In the Gregorian calendar, New Year's Eve (also known as Old Year's Day or Saint Sylvester's Day in many countries), the last day of the year, is on 31 December which is the seventh day of Christmastide.
The Northern Cross is a prominent astronomical asterism in the northern hemisphere celestial sphere, corresponding closely with the constellation Cygnus The Swan.
Proper motion is the astronomical measure of the observed changes in the apparent places of stars or other celestial objects in the sky, as seen from the center of mass of the Solar System, compared to the abstract background of the more distant stars.
The radial velocity of an object with respect to a given point is the rate of change of the distance between the object and the point.
SIMBAD (the Set of Identifications, Measurements, and Bibliography for Astronomical Data) is an astronomical database of objects beyond the Solar System.
Sisymbrium officinale, known as hedge mustard, (formerly Erysimum officinale) is a plant in the family Brassicaceae.
The Smithsonian Astrophysical Observatory Star Catalog is an astrometric star catalogue.
Image:Zeta_bootis_short_exposure.png|Typical short-exposure image of a binary star (Zeta Bootis in this case) as seen through atmospheric seeing.
Spectroscopy is the study of the interaction between matter and electromagnetic radiation.
The Sun is the star at the center of the Solar System.
A telescope is an optical instrument that aids in the observation of remote objects by collecting electromagnetic radiation (such as visible light).
The UBV photometric system (Ultraviolet, Blue, Visual), also called the Johnson system (or Johnson-Morgan system), is a wide band photometric system for classifying stars according to their colors.

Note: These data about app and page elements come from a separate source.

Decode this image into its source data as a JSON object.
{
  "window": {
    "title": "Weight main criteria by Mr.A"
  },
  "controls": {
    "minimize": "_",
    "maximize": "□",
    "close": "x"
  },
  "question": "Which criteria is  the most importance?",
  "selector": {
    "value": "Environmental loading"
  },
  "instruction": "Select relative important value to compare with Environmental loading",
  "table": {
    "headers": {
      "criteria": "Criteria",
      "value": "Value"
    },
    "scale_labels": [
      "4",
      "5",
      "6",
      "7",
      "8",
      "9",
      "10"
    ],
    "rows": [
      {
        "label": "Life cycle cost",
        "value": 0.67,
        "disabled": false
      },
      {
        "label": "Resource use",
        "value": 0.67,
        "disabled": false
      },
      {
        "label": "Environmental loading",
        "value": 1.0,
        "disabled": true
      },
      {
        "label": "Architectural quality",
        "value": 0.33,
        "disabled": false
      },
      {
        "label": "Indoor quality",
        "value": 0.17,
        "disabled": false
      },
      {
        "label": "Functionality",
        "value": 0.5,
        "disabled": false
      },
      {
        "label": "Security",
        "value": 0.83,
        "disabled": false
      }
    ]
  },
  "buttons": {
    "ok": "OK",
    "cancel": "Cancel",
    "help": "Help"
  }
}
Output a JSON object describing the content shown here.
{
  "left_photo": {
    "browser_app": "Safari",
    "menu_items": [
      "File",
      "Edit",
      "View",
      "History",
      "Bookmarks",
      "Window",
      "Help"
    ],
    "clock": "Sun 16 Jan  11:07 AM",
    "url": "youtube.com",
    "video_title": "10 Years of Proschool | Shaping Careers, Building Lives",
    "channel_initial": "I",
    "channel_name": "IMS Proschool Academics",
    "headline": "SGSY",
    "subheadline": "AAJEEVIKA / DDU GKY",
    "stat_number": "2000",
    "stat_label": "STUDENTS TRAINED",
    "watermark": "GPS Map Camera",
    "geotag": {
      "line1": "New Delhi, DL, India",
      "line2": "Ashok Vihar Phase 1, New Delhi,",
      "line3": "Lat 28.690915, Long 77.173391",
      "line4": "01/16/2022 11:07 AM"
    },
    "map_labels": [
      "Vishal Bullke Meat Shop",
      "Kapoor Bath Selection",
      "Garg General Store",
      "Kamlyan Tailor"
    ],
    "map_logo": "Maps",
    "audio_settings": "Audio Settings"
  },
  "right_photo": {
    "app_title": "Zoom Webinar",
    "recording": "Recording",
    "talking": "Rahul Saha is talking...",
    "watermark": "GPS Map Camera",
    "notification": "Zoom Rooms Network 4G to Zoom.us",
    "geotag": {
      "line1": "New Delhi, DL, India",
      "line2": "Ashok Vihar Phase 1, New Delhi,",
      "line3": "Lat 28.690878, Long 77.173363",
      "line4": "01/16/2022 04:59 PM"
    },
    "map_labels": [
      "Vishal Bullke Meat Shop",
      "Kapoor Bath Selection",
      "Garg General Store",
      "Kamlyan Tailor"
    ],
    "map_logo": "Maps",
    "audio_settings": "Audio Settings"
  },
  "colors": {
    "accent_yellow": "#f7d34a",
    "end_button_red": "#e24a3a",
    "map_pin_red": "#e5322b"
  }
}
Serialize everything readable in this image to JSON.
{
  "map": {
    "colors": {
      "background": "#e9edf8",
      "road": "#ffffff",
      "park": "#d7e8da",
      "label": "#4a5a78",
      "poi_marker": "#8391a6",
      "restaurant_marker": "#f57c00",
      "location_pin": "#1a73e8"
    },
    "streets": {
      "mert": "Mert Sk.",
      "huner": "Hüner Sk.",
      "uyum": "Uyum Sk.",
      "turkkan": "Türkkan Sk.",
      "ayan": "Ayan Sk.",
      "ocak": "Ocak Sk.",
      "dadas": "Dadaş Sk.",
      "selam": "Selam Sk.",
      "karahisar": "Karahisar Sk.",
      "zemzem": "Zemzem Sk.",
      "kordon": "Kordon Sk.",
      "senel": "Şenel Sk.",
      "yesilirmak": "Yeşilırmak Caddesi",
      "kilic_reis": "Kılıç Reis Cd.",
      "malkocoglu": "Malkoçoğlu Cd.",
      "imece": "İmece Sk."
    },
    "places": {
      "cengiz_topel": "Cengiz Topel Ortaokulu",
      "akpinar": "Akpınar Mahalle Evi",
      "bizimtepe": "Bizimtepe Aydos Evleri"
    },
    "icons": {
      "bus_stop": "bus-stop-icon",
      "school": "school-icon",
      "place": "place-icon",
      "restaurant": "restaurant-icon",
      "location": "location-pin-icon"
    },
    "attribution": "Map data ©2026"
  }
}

The United States Navy (USN) is the naval warfare service branch of the United States Armed Forces and one of the seven uniformed services of the United States.
The USS Albireo (AK-90) was a in the service of the US Navy in World War II and manned by a US Coast Guard crew.
The Washington Double Star Catalog, or WDS, is a catalog of double stars, maintained at the United States Naval Observatory.
2018 has been designated as the third International Year of the Reef by the International Coral Reef Initiative.
2019 (MMXIX) will be a common year starting on Tuesday of the Gregorian calendar, the 2019th year of the Common Era (CE) and Anno Domini (AD) designations, the 19th year of the 3rd millennium, the 19th year of the 21st century, and the 10th and last year of the 2010s decade.
6 Cyg, 6 Cyg A, 6 Cyg B, 6 Cygni, 6 Cygni A, 6 Cygni B, ADS 12540 A, ADS 12540 B, ALBEREO, ALBIREO, Albereo, Albireo (star), BD +27 3410, BD +27 3411, Beta Cyg A, Beta Cyg B, Beta Cygni, Beta Cygni A, Beta Cygni B, Beta-1 Cyg, Beta-1 Cygni, Beta-2 Cyg, Beta-2 Cygni, Beta1 Cyg, Beta1 Cygni, Beta2 Cyg, Beta2 Cygni, Beta² Cyg, Beta² Cygni, Beta¹ Cyg, Beta¹ Cygni, CCDM J19307+2758A, CCDM J19307+2758B, FK5 732, GC 26953, GC 26956, HD 183912, HD 183913, HD 183914, HIP 95947, HIP 95951, HR 7417, HR 7418, PPM 109139, PPM 109141, SAO 87301, SAO 87302, Β Cyg, Β Cyg A, Β Cyg B, Β Cygni, Β Cygni A, Β Cygni B, Β-1 Cyg, Β-1 Cygni, Β-2 Cyg, Β-2 Cygni, Β1 Cyg, Β1 Cygni, Β2 Cyg, Β2 Cygni, Β² Cyg, Β² Cygni, Β¹ Cyg, Β¹ Cygni.